- **Your instructions**: An exact copy of every record below is what's needed here.

(Interface dataset entries)
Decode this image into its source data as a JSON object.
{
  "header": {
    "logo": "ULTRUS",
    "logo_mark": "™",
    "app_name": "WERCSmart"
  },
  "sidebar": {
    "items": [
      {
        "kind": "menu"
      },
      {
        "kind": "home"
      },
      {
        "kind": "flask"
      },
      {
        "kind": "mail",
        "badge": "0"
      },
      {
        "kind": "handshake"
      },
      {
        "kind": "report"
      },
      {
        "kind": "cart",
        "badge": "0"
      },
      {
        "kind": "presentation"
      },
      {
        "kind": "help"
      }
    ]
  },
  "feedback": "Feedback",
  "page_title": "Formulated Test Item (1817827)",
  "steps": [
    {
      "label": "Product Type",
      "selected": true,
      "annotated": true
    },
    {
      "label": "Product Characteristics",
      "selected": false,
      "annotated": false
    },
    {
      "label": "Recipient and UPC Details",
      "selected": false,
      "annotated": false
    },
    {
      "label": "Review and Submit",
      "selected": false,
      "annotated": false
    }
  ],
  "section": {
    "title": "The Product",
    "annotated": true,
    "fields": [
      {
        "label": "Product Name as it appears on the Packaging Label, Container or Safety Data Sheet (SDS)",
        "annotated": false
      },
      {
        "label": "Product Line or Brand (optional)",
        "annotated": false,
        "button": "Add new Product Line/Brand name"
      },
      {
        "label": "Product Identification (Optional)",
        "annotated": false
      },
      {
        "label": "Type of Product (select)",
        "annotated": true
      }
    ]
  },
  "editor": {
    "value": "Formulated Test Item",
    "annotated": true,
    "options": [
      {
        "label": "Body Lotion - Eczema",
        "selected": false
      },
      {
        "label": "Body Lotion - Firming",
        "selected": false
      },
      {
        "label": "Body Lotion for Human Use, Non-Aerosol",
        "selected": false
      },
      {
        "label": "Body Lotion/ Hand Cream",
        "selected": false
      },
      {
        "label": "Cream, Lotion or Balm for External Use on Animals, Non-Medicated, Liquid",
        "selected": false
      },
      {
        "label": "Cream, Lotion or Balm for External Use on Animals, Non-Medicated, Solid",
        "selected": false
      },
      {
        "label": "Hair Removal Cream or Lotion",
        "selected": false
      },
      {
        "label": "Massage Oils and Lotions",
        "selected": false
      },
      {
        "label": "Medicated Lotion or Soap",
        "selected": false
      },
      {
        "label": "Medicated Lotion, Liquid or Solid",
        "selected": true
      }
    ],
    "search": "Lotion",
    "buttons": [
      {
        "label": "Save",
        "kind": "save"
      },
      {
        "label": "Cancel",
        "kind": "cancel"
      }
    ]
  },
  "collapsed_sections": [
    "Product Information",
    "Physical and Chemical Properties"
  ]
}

- **Output of the task**:
Decode this image into its source data as a JSON object.
{
  "header": {
    "logo": "ULTRUS",
    "logo_mark": "™",
    "app_name": "WERCSmart"
  },
  "sidebar": {
    "items": [
      {
        "kind": "menu"
      },
      {
        "kind": "home"
      },
      {
        "kind": "flask"
      },
      {
        "kind": "mail",
        "badge": "0"
      },
      {
        "kind": "handshake"
      },
      {
        "kind": "report"
      },
      {
        "kind": "cart",
        "badge": "0"
      },
      {
        "kind": "presentation"
      },
      {
        "kind": "help"
      }
    ]
  },
  "feedback": "Feedback",
  "page_title": "Formulated Test Item (1817827)",
  "steps": [
    {
      "label": "Product Type",
      "selected": true,
      "annotated": true
    },
    {
      "label": "Product Characteristics",
      "selected": false,
      "annotated": false
    },
    {
      "label": "Recipient and UPC Details",
      "selected": false,
      "annotated": false
    },
    {
      "label": "Review and Submit",
      "selected": false,
      "annotated": false
    }
  ],
  "section": {
    "title": "The Product",
    "annotated": true,
    "fields": [
      {
        "label": "Product Name as it appears on the Packaging Label, Container or Safety Data Sheet (SDS)",
        "annotated": false
      },
      {
        "label": "Product Line or Brand (optional)",
        "annotated": false,
        "button": "Add new Product Line/Brand name"
      },
      {
        "label": "Product Identification (Optional)",
        "annotated": false
      },
      {
        "label": "Type of Product (select)",
        "annotated": true
      }
    ]
  },
  "editor": {
    "value": "Formulated Test Item",
    "annotated": true,
    "options": [
      {
        "label": "Body Lotion - Eczema",
        "selected": false
      },
      {
        "label": "Body Lotion - Firming",
        "selected": false
      },
      {
        "label": "Body Lotion for Human Use, Non-Aerosol",
        "selected": false
      },
      {
        "label": "Body Lotion/ Hand Cream",
        "selected": false
      },
      {
        "label": "Cream, Lotion or Balm for External Use on Animals, Non-Medicated, Liquid",
        "selected": false
      },
      {
        "label": "Cream, Lotion or Balm for External Use on Animals, Non-Medicated, Solid",
        "selected": false
      },
      {
        "label": "Hair Removal Cream or Lotion",
        "selected": false
      },
      {
        "label": "Massage Oils and Lotions",
        "selected": false
      },
      {
        "label": "Medicated Lotion or Soap",
        "selected": false
      },
      {
        "label": "Medicated Lotion, Liquid or Solid",
        "selected": true
      }
    ],
    "search": "Lotion",
    "buttons": [
      {
        "label": "Save",
        "kind": "save"
      },
      {
        "label": "Cancel",
        "kind": "cancel"
      }
    ]
  },
  "collapsed_sections": [
    "Product Information",
    "Physical and Chemical Properties"
  ]
}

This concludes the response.